Choosing between who and whom, either as a relative pronoun or question word, can be tricky for English language learners and native speakers of English alike.
The quick test in choosing between who and whom is to substitute he or him. If he sounds better, who is correct; if him sounds right, whom is correct. That’s because as a pronoun whom is used to represent the object of either a verb or a preposition, while who represents the subject of a verb.
He is the consultant whom we contacted for advice. (We contacted him.)
To whom was the letter addressed? (The letter was addressed to him.)
He is the consultant who can answer your question. (He can answer your question.)
Increasingly, native speakers of English are adopting who as the preferred pronoun in informal conversation, even when whom, not who, is correct. This means that whom, when correctly used as an object pronoun, can sound more formal.
In the two examples above, the formality can be toned down by omitting the pronoun in the first, and using the more casual who in the second:
He is the consultant we contacted for advice.
Who was the letter addressed to?
Who did you go to the movies with? is technically incorrect but very common, even for speakers who are well aware of the mistake.
With whom did you go to the movies? is correct but in an informal conversation can stand out as having a bit more formal tone.
The he/him test works well unless you’re confronted with a choice between whoever and whomever as in this sentence:
You can just talk with whoever/whomever answers the phone.
Even native English speakers get confused by this, because our instinct tells us that whom, not who, should follow the preposition with. However, there is another rule in English which dictates that every verb in a tense needs a subject. Here, whoever is the correct choice, since the verb answers needs a subject.
Striking a more formal, educated tone doesn’t have to be the only reason to use whom as the object pronoun. Sometimes it’s an elegant way to emphasize a distinction between subject and object.
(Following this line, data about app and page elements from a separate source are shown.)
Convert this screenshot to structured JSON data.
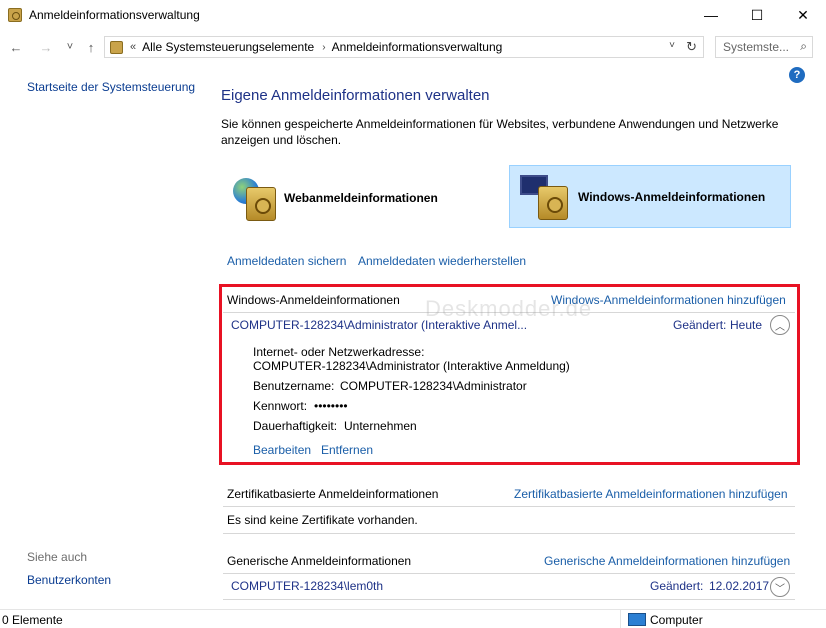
{
  "window": {
    "title": "Anmeldeinformationsverwaltung",
    "controls": {
      "minimize": "—",
      "maximize": "☐",
      "close": "✕"
    }
  },
  "navbar": {
    "back": "←",
    "forward": "→",
    "recent": "˅",
    "up": "↑",
    "breadcrumb_prefix": "«",
    "crumbs": [
      "Alle Systemsteuerungselemente",
      "Anmeldeinformationsverwaltung"
    ],
    "crumb_arrow": "›",
    "dropdown": "˅",
    "refresh": "↻",
    "search_placeholder": "Systemste...",
    "search_icon": "⌕"
  },
  "left_pane": {
    "home_link": "Startseite der Systemsteuerung",
    "see_also_label": "Siehe auch",
    "see_also_link": "Benutzerkonten"
  },
  "help_icon": "?",
  "main": {
    "heading": "Eigene Anmeldeinformationen verwalten",
    "description": "Sie können gespeicherte Anmeldeinformationen für Websites, verbundene Anwendungen und Netzwerke anzeigen und löschen.",
    "categories": [
      {
        "label": "Webanmeldeinformationen",
        "icon": "web-credentials-icon",
        "selected": false
      },
      {
        "label": "Windows-Anmeldeinformationen",
        "icon": "windows-credentials-icon",
        "selected": true
      }
    ],
    "actions": {
      "backup": "Anmeldedaten sichern",
      "restore": "Anmeldedaten wiederherstellen"
    },
    "watermark": "Deskmodder.de",
    "windows_section": {
      "title": "Windows-Anmeldeinformationen",
      "add": "Windows-Anmeldeinformationen hinzufügen",
      "entry": {
        "name": "COMPUTER-128234\\Administrator (Interaktive Anmel...",
        "changed_label": "Geändert:",
        "changed_value": "Heute",
        "chevron": "︿",
        "address_label": "Internet- oder Netzwerkadresse:",
        "address_value": "COMPUTER-128234\\Administrator (Interaktive Anmeldung)",
        "username_label": "Benutzername:",
        "username_value": "COMPUTER-128234\\Administrator",
        "password_label": "Kennwort:",
        "password_value": "••••••••",
        "persistence_label": "Dauerhaftigkeit:",
        "persistence_value": "Unternehmen",
        "edit": "Bearbeiten",
        "remove": "Entfernen"
      }
    },
    "cert_section": {
      "title": "Zertifikatbasierte Anmeldeinformationen",
      "add": "Zertifikatbasierte Anmeldeinformationen hinzufügen",
      "empty": "Es sind keine Zertifikate vorhanden."
    },
    "generic_section": {
      "title": "Generische Anmeldeinformationen",
      "add": "Generische Anmeldeinformationen hinzufügen",
      "entry": {
        "name": "COMPUTER-128234\\lem0th",
        "changed_label": "Geändert:",
        "changed_value": "12.02.2017",
        "chevron": "﹀"
      }
    }
  },
  "statusbar": {
    "items": "0 Elemente",
    "location": "Computer"
  },
  "colors": {
    "link": "#1a5ea8",
    "heading": "#1e3287",
    "highlight": "#e81123",
    "selected_tile": "#cce8ff"
  }
}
If you see someone walking a dog, and the dog is so big and strong that it’s all its owner can do to keep up with it, you can ask, Who is walking whom?